_What is required_:
Give back every record exactly.

Excerpts from an interface dataset:
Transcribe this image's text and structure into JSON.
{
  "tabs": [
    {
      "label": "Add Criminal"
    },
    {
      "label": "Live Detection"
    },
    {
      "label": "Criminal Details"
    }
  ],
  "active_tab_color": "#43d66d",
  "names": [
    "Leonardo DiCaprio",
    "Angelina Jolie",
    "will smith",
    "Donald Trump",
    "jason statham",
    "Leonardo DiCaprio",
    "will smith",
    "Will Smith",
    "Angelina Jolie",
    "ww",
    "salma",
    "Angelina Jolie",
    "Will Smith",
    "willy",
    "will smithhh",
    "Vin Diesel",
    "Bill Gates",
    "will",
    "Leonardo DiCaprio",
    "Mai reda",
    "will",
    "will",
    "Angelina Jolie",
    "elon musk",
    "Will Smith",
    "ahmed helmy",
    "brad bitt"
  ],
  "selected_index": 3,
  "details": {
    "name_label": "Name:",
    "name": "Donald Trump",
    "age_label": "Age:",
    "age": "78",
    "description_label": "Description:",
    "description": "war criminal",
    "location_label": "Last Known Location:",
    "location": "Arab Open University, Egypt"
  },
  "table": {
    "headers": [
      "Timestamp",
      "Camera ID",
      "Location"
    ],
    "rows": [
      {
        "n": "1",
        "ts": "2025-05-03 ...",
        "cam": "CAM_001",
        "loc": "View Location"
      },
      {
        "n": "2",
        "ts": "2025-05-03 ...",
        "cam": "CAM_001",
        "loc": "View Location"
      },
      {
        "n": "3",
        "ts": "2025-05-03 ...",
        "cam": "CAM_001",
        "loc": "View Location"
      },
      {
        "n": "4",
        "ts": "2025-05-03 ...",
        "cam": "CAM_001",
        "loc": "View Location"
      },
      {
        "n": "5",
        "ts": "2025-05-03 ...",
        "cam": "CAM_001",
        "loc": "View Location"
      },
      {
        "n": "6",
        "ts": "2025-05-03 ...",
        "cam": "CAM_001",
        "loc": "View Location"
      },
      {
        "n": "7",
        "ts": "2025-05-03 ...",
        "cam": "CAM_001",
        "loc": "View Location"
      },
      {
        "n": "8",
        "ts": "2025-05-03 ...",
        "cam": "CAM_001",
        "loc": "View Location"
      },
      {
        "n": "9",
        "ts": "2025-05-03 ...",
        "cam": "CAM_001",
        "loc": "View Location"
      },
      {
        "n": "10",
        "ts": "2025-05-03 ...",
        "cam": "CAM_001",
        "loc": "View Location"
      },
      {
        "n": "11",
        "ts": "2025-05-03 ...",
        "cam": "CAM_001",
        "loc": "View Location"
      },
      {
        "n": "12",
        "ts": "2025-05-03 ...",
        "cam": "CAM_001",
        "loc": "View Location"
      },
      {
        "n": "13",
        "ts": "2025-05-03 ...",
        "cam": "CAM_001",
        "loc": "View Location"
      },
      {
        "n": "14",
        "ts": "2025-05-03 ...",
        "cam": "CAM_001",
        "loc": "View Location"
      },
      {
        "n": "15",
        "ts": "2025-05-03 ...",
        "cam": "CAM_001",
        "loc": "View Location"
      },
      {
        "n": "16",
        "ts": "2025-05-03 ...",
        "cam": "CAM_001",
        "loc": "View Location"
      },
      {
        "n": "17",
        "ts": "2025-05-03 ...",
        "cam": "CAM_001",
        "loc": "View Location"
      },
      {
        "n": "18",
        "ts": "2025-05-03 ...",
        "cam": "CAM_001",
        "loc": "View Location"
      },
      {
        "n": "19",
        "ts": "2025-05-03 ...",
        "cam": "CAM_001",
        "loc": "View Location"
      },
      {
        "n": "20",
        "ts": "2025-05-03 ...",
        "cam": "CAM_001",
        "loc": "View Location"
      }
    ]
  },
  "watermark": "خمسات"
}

_Output_:
Transcribe this image's text and structure into JSON.
{
  "tabs": [
    {
      "label": "Add Criminal"
    },
    {
      "label": "Live Detection"
    },
    {
      "label": "Criminal Details"
    }
  ],
  "active_tab_color": "#43d66d",
  "names": [
    "Leonardo DiCaprio",
    "Angelina Jolie",
    "will smith",
    "Donald Trump",
    "jason statham",
    "Leonardo DiCaprio",
    "will smith",
    "Will Smith",
    "Angelina Jolie",
    "ww",
    "salma",
    "Angelina Jolie",
    "Will Smith",
    "willy",
    "will smithhh",
    "Vin Diesel",
    "Bill Gates",
    "will",
    "Leonardo DiCaprio",
    "Mai reda",
    "will",
    "will",
    "Angelina Jolie",
    "elon musk",
    "Will Smith",
    "ahmed helmy",
    "brad bitt"
  ],
  "selected_index": 3,
  "details": {
    "name_label": "Name:",
    "name": "Donald Trump",
    "age_label": "Age:",
    "age": "78",
    "description_label": "Description:",
    "description": "war criminal",
    "location_label": "Last Known Location:",
    "location": "Arab Open University, Egypt"
  },
  "table": {
    "headers": [
      "Timestamp",
      "Camera ID",
      "Location"
    ],
    "rows": [
      {
        "n": "1",
        "ts": "2025-05-03 ...",
        "cam": "CAM_001",
        "loc": "View Location"
      },
      {
        "n": "2",
        "ts": "2025-05-03 ...",
        "cam": "CAM_001",
        "loc": "View Location"
      },
      {
        "n": "3",
        "ts": "2025-05-03 ...",
        "cam": "CAM_001",
        "loc": "View Location"
      },
      {
        "n": "4",
        "ts": "2025-05-03 ...",
        "cam": "CAM_001",
        "loc": "View Location"
      },
      {
        "n": "5",
        "ts": "2025-05-03 ...",
        "cam": "CAM_001",
        "loc": "View Location"
      },
      {
        "n": "6",
        "ts": "2025-05-03 ...",
        "cam": "CAM_001",
        "loc": "View Location"
      },
      {
        "n": "7",
        "ts": "2025-05-03 ...",
        "cam": "CAM_001",
        "loc": "View Location"
      },
      {
        "n": "8",
        "ts": "2025-05-03 ...",
        "cam": "CAM_001",
        "loc": "View Location"
      },
      {
        "n": "9",
        "ts": "2025-05-03 ...",
        "cam": "CAM_001",
        "loc": "View Location"
      },
      {
        "n": "10",
        "ts": "2025-05-03 ...",
        "cam": "CAM_001",
        "loc": "View Location"
      },
      {
        "n": "11",
        "ts": "2025-05-03 ...",
        "cam": "CAM_001",
        "loc": "View Location"
      },
      {
        "n": "12",
        "ts": "2025-05-03 ...",
        "cam": "CAM_001",
        "loc": "View Location"
      },
      {
        "n": "13",
        "ts": "2025-05-03 ...",
        "cam": "CAM_001",
        "loc": "View Location"
      },
      {
        "n": "14",
        "ts": "2025-05-03 ...",
        "cam": "CAM_001",
        "loc": "View Location"
      },
      {
        "n": "15",
        "ts": "2025-05-03 ...",
        "cam": "CAM_001",
        "loc": "View Location"
      },
      {
        "n": "16",
        "ts": "2025-05-03 ...",
        "cam": "CAM_001",
        "loc": "View Location"
      },
      {
        "n": "17",
        "ts": "2025-05-03 ...",
        "cam": "CAM_001",
        "loc": "View Location"
      },
      {
        "n": "18",
        "ts": "2025-05-03 ...",
        "cam": "CAM_001",
        "loc": "View Location"
      },
      {
        "n": "19",
        "ts": "2025-05-03 ...",
        "cam": "CAM_001",
        "loc": "View Location"
      },
      {
        "n": "20",
        "ts": "2025-05-03 ...",
        "cam": "CAM_001",
        "loc": "View Location"
      }
    ]
  },
  "watermark": "خمسات"
}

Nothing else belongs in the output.